(Aim of the task): From the entries, copy out every line in which the word "average" is found.

(Beginning of Data section)

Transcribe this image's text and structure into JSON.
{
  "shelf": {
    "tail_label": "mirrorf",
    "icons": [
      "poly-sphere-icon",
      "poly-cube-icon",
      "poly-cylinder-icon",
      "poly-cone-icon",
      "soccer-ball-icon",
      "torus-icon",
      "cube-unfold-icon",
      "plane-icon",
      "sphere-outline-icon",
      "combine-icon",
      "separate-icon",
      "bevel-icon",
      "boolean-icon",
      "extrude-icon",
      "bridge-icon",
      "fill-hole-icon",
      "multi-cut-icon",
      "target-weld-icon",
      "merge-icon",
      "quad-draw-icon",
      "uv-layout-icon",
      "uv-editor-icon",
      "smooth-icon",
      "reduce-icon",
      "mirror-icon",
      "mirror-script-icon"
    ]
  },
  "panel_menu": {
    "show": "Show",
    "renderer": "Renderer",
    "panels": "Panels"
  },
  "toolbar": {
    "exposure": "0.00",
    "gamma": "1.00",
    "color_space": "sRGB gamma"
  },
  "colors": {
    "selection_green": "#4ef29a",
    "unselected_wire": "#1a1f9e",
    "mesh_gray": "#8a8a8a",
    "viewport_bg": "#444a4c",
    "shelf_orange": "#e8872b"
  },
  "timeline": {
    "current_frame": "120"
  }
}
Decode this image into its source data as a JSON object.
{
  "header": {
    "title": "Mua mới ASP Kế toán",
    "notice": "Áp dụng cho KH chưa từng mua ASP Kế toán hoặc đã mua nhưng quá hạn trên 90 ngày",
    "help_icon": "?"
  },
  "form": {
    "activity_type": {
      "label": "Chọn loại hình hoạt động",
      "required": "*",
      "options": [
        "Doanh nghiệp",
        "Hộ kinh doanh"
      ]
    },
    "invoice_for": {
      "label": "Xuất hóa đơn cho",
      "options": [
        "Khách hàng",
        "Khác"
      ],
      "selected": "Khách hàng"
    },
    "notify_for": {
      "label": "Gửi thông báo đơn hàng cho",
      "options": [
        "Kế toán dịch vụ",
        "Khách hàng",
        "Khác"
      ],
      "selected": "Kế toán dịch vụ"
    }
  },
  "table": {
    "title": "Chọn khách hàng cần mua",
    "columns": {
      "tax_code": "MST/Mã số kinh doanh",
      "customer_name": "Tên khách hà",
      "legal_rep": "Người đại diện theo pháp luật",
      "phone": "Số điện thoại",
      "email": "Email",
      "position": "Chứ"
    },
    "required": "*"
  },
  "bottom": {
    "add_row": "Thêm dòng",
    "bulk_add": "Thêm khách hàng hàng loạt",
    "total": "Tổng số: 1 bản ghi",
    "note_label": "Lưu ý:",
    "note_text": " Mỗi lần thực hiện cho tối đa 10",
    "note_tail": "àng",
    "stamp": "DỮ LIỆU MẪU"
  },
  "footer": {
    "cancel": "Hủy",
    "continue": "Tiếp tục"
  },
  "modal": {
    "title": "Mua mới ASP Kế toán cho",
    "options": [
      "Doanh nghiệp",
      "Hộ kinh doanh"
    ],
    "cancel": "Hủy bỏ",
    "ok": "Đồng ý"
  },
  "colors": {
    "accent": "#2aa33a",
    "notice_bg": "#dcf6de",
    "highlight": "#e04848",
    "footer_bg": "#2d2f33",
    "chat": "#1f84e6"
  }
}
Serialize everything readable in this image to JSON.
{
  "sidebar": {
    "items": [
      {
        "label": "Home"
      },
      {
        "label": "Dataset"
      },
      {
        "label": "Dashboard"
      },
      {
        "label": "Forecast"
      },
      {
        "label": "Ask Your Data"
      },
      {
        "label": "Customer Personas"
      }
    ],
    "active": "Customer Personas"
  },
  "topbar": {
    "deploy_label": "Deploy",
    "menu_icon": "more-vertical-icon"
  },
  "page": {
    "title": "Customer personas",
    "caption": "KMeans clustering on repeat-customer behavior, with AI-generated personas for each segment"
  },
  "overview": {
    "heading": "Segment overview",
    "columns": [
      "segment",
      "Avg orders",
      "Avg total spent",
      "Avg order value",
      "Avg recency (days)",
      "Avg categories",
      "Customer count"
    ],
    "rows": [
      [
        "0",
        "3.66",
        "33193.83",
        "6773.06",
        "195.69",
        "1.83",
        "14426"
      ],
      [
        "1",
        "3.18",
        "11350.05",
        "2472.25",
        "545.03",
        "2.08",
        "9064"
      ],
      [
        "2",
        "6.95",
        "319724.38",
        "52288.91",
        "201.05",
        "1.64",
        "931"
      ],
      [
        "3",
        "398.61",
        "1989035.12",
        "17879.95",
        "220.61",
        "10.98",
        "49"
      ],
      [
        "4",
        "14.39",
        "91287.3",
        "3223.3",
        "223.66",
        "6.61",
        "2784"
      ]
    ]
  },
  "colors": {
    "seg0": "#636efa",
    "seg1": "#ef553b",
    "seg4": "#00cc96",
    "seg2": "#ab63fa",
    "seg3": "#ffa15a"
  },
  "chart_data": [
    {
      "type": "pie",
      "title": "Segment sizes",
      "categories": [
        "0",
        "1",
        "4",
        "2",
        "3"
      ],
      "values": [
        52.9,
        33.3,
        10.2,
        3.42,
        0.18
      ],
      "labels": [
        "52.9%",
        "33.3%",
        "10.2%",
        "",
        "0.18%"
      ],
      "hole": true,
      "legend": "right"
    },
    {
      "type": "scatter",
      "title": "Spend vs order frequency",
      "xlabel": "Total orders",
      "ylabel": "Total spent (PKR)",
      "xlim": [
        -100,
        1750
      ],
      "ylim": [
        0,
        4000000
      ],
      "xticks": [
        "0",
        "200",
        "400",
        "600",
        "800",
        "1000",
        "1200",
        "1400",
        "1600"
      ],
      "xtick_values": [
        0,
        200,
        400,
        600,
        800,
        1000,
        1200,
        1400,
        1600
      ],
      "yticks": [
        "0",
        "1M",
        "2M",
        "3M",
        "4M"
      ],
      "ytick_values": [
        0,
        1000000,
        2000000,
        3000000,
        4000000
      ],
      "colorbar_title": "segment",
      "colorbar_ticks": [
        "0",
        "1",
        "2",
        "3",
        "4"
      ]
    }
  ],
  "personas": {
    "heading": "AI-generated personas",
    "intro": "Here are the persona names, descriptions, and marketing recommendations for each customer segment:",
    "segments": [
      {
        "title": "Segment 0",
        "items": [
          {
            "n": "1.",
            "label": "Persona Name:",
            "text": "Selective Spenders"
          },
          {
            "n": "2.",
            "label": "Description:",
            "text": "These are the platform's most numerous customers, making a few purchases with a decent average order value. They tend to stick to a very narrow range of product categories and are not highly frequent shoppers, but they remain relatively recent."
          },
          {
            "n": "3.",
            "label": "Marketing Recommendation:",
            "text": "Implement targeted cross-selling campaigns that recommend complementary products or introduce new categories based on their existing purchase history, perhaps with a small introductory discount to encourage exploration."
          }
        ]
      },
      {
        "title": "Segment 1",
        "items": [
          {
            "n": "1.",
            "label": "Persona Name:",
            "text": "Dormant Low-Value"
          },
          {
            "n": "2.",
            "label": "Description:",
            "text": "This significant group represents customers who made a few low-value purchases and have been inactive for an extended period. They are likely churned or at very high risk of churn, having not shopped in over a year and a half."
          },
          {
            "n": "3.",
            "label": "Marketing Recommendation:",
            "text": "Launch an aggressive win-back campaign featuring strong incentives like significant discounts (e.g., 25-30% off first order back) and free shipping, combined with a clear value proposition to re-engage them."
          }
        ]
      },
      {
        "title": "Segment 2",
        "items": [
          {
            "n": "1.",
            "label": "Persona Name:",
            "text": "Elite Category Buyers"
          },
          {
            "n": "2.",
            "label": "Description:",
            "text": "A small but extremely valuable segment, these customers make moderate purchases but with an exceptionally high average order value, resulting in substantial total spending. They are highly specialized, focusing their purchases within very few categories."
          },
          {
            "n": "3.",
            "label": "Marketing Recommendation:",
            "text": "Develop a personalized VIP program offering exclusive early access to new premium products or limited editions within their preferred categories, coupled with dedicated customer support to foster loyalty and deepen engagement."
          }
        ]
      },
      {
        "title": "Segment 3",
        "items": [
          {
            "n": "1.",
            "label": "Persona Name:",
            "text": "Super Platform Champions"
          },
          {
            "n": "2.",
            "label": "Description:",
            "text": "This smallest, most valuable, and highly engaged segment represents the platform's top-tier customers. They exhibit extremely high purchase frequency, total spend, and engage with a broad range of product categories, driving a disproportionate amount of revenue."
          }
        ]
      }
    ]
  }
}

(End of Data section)

(Solution for this task):
            "text": "These are the platform's most numerous customers, making a few purchases with a decent average order value. They tend to stick to a very narrow range of product categories and are not highly frequent shoppers, but they remain relatively recent."
            "text": "A small but extremely valuable segment, these customers make moderate purchases but with an exceptionally high average order value, resulting in substantial total spending. They are highly specialized, focusing their purchases within very few categories."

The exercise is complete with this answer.